BEHIND THE MUSIC WITH AS IS

A NIGHT IN TUNISIA

DAY ONE  |  DAY TWO

It was very late one summer night in 2016 when we started working on A Night in Tunisia for the new album.  The air was pretty thick as we sat on our porch playing with different approaches.  We were inspired by a few specific versions of the tune - Manhattan Transfer's Grammy-nominated arrangement  (Vocalese, 1985), Chaka Khan's (And the Melody Still Lingers On)  and Cyrille Aimee's version with just guitar (Diego Figueiredo) and vocal (Smile, 2010 ) - but we were also hyper aware that the song had been done hundreds of times by as many artists.  If we were going to do it, we wanted to have a fresh take to offer.  Two ideas came about that evening - first, opening up the form and using the vocalese elements of the tune to both separate the verses and break them down to half-time... and second, Alan's brilliant idea to use the Caravan melody as an introduction and melodic motif throughout the tune. 

James McKinney, Producer/Arranger

Grammy Board of Trustees

As a young listener to jazz in her youth, Stacey ALWAYS confused these two tunes (Caravan and A Night in Tunisia) - maybe because they both tap into more exotic-sounding musical modes (phrygian, lydian), or maybe because they reminded her of all those kitsch-y Bob Hope/Bing Crosby "Road to" films (Road to Zanzibar, Road to Morocco, etc) which were released in the same years as the tune itself morphed from its original title "Interlude" to its title today "A Night in Tunisia".  Dizzie Gillespie, who wrote the tune, spoke about how his development of the afro-cuban rhythm was a purposeful departure from the 4-beat basslines at the time, introducing a special kind of syncopation to mainstream American jazz.  For us, we simply wanted to take our listeners on a ride - lulling them into the groove of Caravan and then gliding into the melody and lyric of Tunisia.  

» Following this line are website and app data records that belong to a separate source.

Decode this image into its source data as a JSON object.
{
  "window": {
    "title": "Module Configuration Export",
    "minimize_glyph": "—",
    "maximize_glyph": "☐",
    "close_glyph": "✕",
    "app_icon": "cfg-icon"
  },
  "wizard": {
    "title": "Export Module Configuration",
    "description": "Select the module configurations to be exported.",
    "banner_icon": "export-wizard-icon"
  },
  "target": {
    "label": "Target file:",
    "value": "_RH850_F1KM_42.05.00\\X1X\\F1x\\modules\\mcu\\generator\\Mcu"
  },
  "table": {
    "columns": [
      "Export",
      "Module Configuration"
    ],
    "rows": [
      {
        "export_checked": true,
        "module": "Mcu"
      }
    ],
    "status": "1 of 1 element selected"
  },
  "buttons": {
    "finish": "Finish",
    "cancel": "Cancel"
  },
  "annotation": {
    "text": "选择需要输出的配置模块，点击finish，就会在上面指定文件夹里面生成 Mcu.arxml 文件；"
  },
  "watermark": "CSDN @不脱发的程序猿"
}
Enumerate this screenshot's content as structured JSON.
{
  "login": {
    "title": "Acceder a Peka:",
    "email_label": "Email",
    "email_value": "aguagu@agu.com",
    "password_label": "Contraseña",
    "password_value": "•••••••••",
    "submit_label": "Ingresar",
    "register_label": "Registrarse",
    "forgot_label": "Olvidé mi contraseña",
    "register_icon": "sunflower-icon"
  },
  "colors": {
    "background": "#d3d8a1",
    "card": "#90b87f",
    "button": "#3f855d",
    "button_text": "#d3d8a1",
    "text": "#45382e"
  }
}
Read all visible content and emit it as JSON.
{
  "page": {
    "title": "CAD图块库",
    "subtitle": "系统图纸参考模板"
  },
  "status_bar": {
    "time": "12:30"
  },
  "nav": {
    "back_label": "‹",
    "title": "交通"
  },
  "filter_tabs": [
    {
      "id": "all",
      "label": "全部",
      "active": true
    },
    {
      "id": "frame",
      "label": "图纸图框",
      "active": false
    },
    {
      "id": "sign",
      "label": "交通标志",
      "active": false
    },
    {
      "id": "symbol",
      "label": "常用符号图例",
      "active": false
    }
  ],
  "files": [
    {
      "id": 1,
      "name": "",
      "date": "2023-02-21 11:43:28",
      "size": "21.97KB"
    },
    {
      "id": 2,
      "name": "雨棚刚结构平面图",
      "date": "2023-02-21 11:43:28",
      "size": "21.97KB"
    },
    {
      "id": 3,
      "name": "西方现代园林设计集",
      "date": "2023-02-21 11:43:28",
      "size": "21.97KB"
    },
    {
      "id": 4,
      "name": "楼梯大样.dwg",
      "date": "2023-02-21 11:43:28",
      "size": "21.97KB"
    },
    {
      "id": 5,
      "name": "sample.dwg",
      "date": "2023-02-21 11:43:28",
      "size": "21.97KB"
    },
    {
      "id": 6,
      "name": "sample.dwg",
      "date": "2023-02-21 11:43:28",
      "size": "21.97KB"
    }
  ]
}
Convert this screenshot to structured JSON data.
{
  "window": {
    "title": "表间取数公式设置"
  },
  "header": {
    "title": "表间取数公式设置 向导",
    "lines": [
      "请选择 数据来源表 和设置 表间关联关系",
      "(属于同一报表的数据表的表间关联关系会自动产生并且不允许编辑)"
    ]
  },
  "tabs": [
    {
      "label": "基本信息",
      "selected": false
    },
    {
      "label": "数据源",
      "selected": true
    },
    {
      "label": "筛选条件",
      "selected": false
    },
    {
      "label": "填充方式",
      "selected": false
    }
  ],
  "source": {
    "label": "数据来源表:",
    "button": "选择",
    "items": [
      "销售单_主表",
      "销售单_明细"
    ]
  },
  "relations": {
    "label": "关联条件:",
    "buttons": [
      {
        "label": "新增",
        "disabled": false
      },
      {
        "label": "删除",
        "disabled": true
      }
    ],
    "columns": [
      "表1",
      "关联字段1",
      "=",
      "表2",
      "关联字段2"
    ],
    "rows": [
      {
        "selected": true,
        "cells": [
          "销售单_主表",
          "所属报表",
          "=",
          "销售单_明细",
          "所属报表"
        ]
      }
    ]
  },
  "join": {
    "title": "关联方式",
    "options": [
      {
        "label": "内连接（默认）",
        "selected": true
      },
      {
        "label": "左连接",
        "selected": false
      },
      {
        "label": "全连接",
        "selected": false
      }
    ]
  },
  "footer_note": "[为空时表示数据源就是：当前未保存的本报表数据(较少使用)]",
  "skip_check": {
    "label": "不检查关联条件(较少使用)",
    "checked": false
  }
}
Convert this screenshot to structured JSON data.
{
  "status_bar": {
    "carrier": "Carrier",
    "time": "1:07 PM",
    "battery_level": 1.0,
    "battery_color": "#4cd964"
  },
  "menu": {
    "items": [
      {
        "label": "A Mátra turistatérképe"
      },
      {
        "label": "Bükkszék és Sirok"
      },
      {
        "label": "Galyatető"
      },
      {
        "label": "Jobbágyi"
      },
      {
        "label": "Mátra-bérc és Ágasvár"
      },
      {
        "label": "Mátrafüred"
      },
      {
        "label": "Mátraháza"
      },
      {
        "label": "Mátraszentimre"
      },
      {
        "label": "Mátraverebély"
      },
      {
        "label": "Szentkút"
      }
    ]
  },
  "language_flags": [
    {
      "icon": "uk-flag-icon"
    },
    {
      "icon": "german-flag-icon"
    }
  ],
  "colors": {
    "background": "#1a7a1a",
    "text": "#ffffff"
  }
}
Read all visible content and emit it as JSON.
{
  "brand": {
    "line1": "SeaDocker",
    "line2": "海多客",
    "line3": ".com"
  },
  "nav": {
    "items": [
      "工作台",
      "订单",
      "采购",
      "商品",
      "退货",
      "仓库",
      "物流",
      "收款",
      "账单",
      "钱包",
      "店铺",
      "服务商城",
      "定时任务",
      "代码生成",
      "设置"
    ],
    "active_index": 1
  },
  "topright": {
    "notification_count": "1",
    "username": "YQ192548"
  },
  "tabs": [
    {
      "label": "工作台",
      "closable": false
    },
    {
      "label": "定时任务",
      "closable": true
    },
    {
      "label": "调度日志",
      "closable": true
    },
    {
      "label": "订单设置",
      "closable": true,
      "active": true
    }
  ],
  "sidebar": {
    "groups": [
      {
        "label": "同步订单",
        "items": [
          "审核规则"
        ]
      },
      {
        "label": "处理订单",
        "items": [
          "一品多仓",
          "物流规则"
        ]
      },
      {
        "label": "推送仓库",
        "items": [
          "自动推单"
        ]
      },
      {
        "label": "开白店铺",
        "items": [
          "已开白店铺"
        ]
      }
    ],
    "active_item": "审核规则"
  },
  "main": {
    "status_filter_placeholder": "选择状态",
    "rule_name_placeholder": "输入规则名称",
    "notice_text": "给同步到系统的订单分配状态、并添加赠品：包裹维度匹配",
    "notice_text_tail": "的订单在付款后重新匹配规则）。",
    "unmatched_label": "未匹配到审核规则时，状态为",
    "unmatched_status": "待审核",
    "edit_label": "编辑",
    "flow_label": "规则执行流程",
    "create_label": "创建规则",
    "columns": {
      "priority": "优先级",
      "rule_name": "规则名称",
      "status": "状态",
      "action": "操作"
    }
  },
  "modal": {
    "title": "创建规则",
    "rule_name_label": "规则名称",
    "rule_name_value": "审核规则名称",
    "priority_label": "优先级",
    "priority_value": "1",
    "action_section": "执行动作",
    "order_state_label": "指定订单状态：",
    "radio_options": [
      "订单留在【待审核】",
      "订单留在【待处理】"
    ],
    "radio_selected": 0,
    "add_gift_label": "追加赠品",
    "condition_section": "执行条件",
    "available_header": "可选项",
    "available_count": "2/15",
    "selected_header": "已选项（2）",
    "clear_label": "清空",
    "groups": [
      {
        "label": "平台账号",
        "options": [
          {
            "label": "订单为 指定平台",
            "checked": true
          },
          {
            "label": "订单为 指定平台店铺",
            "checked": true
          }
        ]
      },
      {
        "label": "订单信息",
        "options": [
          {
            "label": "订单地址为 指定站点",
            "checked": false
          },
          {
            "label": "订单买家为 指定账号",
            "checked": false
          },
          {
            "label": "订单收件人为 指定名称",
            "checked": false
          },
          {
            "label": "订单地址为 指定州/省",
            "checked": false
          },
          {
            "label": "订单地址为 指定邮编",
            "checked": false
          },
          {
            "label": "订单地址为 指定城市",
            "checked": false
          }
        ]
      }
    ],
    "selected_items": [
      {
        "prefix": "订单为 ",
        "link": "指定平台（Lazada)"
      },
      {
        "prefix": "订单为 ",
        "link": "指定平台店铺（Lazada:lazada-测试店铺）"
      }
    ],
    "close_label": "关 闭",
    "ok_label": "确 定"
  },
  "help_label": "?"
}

The instrumentation and vocalese elements on our recording are all very purposeful.  You can hear the nod to the tune's Latin roots in Alejandro Lucini's artful percussion.  There are so many layers to the percussion tracks on this particular song.  You really need to just tune into the instruments to appreciate the sonic landscape Alejandro created for us.  Listen in to the introduction for the quintessential squeaks of the "guica" which immediately transport you to a tropical locale.   

And then there is the afro-blue inspired vocalese arrangement, starting with the Caravan motif at the entrance.  Bobby McFerrin and Cheryl Bentyn's Grammy-nominated vocal arrangements for the Manhattan Transfer cut are stellar, and we knew we had our work cut out for us in developing a solid vocal arrangement.  Enter James McKinney, our producer, who  developed a gorgeous, lush, original arrangement inspired by the Afro-Blue vocal group at Howard University.  Together with Christie Dashiell and Carl "Kokayi" Walker, the vocals on this track really shine!  And they worked long, hard days in the studio to get it just right!

As amazing as the final mix sounds, it's hard to truly appreciate the lush complexity of the vocal arrangements that went into Night in Tunisia.  Here's an early, working version of just the vocal arrangement (acapella) of the track where you can really hear the different layers of Stacey, James, Kokayi and Christie.  Check out Kokayi's beat box!  I betcha you thought that was percussion in the final mix, huh?(give it about 10 seconds to start)

Listen Here!

A Night in Tunisia was also the track that took the longest to complete.  We recorded the initial tracks on the very first day of studio sessions for the album in September 2016 and Stacey's solo section was the last piece that was added over the vocalese bed  in April 2017.  When we were done, we knew we had something very special. We are so grateful to the artists who helped us bring this vision to life!   It's hard to do a very well-known jazz standard in a unique way, and very rewarding to hear radio stations play our version alongside other well-known renditions.

 

That's a Wrap!

The music video for this track is coming soon. Here's a sneak preview for you!....  

Stay tuned for Day Three tomorrow featuring the title track of Here's To Life with more

behind-the-scenes from the studio!

Did you miss Day One?

Revisit it here.